For each record below, retype the text exactly and omit any image.

· · · · · · ·

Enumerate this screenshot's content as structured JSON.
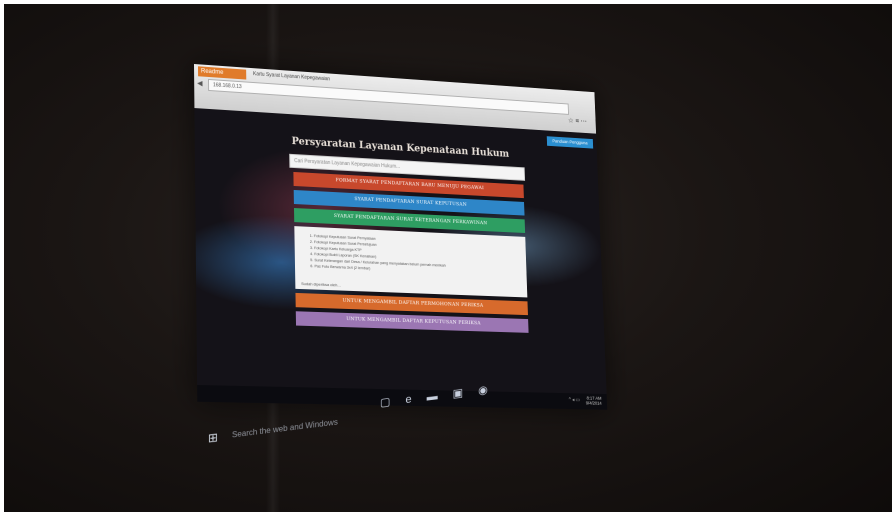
{
  "browser": {
    "tab_label": "Readme",
    "tab_title": "Kartu Syarat Layanan Kepegawaian",
    "url": "168.168.0.13",
    "back_glyph": "◀",
    "extension_glyphs": "☆ ≡ ⋯"
  },
  "page": {
    "top_button": "Panduan Pengguna",
    "title": "Persyaratan Layanan Kepenataan Hukum",
    "search_placeholder": "Cari Persyaratan Layanan Kepegawaian Hukum...",
    "bands": [
      {
        "label": "FORMAT SYARAT PENDAFTARAN BARU MENUJU PEGAWAI",
        "color": "#c8482c"
      },
      {
        "label": "SYARAT PENDAFTARAN SURAT KEPUTUSAN",
        "color": "#2e86c8"
      },
      {
        "label": "SYARAT PENDAFTARAN SURAT KETERANGAN PERKAWINAN",
        "color": "#2e9e62"
      }
    ],
    "content_items": [
      "Fotokopi Keputusan Surat Pernyataan",
      "Fotokopi Keputusan Surat Persetujuan",
      "Fotokopi Kartu Keluarga KTP",
      "Fotokopi Bukti Laporan (SK Kenaikan)",
      "Surat Keterangan dari Desa / Kelurahan yang menyatakan belum pernah menikah",
      "Pas Foto Berwarna 3x4 (2 lembar)"
    ],
    "content_note": "Sudah diperiksa oleh...",
    "bottom_bands": [
      {
        "label": "UNTUK MENGAMBIL DAFTAR PERMOHONAN PERIKSA",
        "color": "#d76a2c"
      },
      {
        "label": "UNTUK MENGAMBIL DAFTAR KEPUTUSAN PERIKSA",
        "color": "#9b76b3"
      }
    ]
  },
  "taskbar": {
    "windows_logo": "⊞",
    "search_text": "Search the web and Windows",
    "icons": "▢ e ▬ ▣ ◉",
    "tray": "^ ◂ ▭",
    "clock_time": "8:17 AM",
    "clock_date": "9/4/2014"
  }
}
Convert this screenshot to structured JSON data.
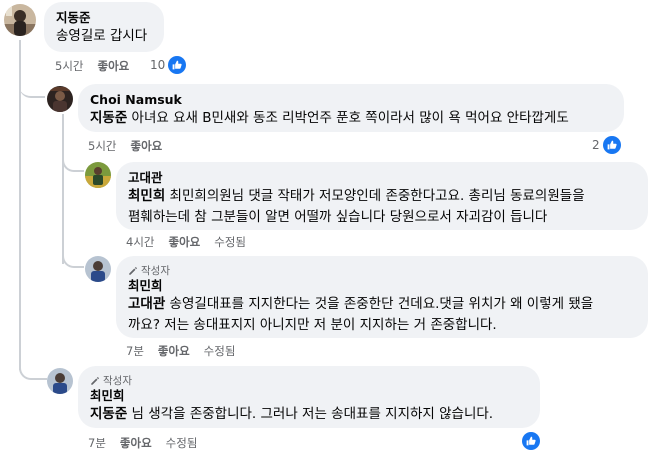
{
  "comments": [
    {
      "author": "지동준",
      "text": "송영길로 갑시다",
      "time": "5시간",
      "like_label": "좋아요",
      "reaction_count": "10"
    },
    {
      "author": "Choi Namsuk",
      "mention": "지동준",
      "text": " 아녀요 요새 B민새와 동조 리박언주 푼호 쪽이라서 많이 욕 먹어요 안타깝게도",
      "time": "5시간",
      "like_label": "좋아요",
      "reaction_count": "2"
    },
    {
      "author": "고대관",
      "mention": "최민희",
      "text_line1": " 최민희의원님 댓글 작태가 저모양인데 존중한다고요. 총리님 동료의원들을",
      "text_line2": "폄훼하는데 참 그분들이 알면 어떨까 싶습니다 당원으로서 자괴감이 듭니다",
      "time": "4시간",
      "like_label": "좋아요",
      "edited_label": "수정됨"
    },
    {
      "badge": "작성자",
      "author": "최민희",
      "mention": "고대관",
      "text_line1": " 송영길대표를 지지한다는 것을 존중한단 건데요.댓글 위치가 왜 이렇게 됐을",
      "text_line2": "까요? 저는 송대표지지 아니지만 저 분이 지지하는 거 존중합니다.",
      "time": "7분",
      "like_label": "좋아요",
      "edited_label": "수정됨"
    },
    {
      "badge": "작성자",
      "author": "최민희",
      "mention": "지동준",
      "text": " 님 생각을 존중합니다. 그러나 저는 송대표를 지지하지 않습니다.",
      "time": "7분",
      "like_label": "좋아요",
      "edited_label": "수정됨"
    }
  ],
  "colors": {
    "bubble_bg": "#f0f2f5",
    "like_blue": "#1877f2",
    "meta_gray": "#65676b",
    "thread_line": "#ccd0d5"
  },
  "icons": [
    "like-thumb-icon",
    "pencil-icon"
  ]
}
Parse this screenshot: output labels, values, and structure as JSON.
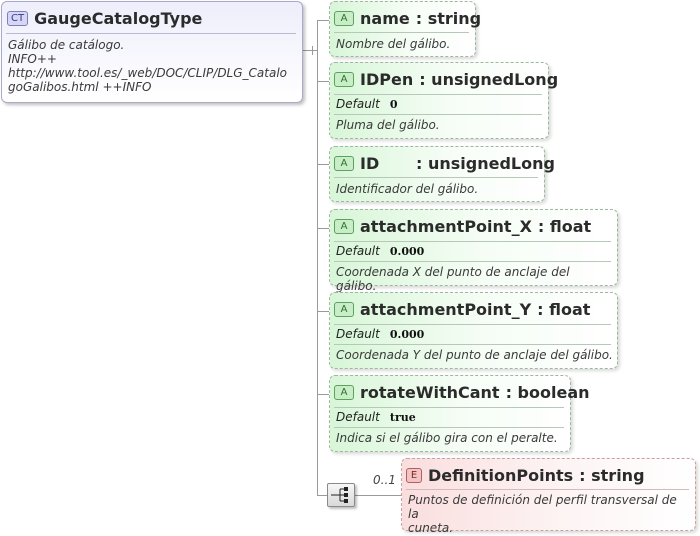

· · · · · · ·

- **Solution**:
Enumerate this screenshot's content as structured JSON.
{
  "browser": {
    "tab_label": "Readme",
    "tab_title": "Kartu Syarat Layanan Kepegawaian",
    "url": "168.168.0.13",
    "back_glyph": "◀",
    "extension_glyphs": "☆ ≡ ⋯"
  },
  "page": {
    "top_button": "Panduan Pengguna",
    "title": "Persyaratan Layanan Kepenataan Hukum",
    "search_placeholder": "Cari Persyaratan Layanan Kepegawaian Hukum...",
    "bands": [
      {
        "label": "FORMAT SYARAT PENDAFTARAN BARU MENUJU PEGAWAI",
        "color": "#c8482c"
      },
      {
        "label": "SYARAT PENDAFTARAN SURAT KEPUTUSAN",
        "color": "#2e86c8"
      },
      {
        "label": "SYARAT PENDAFTARAN SURAT KETERANGAN PERKAWINAN",
        "color": "#2e9e62"
      }
    ],
    "content_items": [
      "Fotokopi Keputusan Surat Pernyataan",
      "Fotokopi Keputusan Surat Persetujuan",
      "Fotokopi Kartu Keluarga KTP",
      "Fotokopi Bukti Laporan (SK Kenaikan)",
      "Surat Keterangan dari Desa / Kelurahan yang menyatakan belum pernah menikah",
      "Pas Foto Berwarna 3x4 (2 lembar)"
    ],
    "content_note": "Sudah diperiksa oleh...",
    "bottom_bands": [
      {
        "label": "UNTUK MENGAMBIL DAFTAR PERMOHONAN PERIKSA",
        "color": "#d76a2c"
      },
      {
        "label": "UNTUK MENGAMBIL DAFTAR KEPUTUSAN PERIKSA",
        "color": "#9b76b3"
      }
    ]
  },
  "taskbar": {
    "windows_logo": "⊞",
    "search_text": "Search the web and Windows",
    "icons": "▢ e ▬ ▣ ◉",
    "tray": "^ ◂ ▭",
    "clock_time": "8:17 AM",
    "clock_date": "9/4/2014"
  }
}
Convert this screenshot to structured JSON data.
{
  "comments": [
    {
      "author": "지동준",
      "text": "송영길로 갑시다",
      "time": "5시간",
      "like_label": "좋아요",
      "reaction_count": "10"
    },
    {
      "author": "Choi Namsuk",
      "mention": "지동준",
      "text": " 아녀요 요새 B민새와 동조 리박언주 푼호 쪽이라서 많이 욕 먹어요 안타깝게도",
      "time": "5시간",
      "like_label": "좋아요",
      "reaction_count": "2"
    },
    {
      "author": "고대관",
      "mention": "최민희",
      "text_line1": " 최민희의원님 댓글 작태가 저모양인데 존중한다고요. 총리님 동료의원들을",
      "text_line2": "폄훼하는데 참 그분들이 알면 어떨까 싶습니다 당원으로서 자괴감이 듭니다",
      "time": "4시간",
      "like_label": "좋아요",
      "edited_label": "수정됨"
    },
    {
      "badge": "작성자",
      "author": "최민희",
      "mention": "고대관",
      "text_line1": " 송영길대표를 지지한다는 것을 존중한단 건데요.댓글 위치가 왜 이렇게 됐을",
      "text_line2": "까요? 저는 송대표지지 아니지만 저 분이 지지하는 거 존중합니다.",
      "time": "7분",
      "like_label": "좋아요",
      "edited_label": "수정됨"
    },
    {
      "badge": "작성자",
      "author": "최민희",
      "mention": "지동준",
      "text": " 님 생각을 존중합니다. 그러나 저는 송대표를 지지하지 않습니다.",
      "time": "7분",
      "like_label": "좋아요",
      "edited_label": "수정됨"
    }
  ],
  "colors": {
    "bubble_bg": "#f0f2f5",
    "like_blue": "#1877f2",
    "meta_gray": "#65676b",
    "thread_line": "#ccd0d5"
  },
  "icons": [
    "like-thumb-icon",
    "pencil-icon"
  ]
}
Parse this screenshot: output labels, values, and structure as JSON.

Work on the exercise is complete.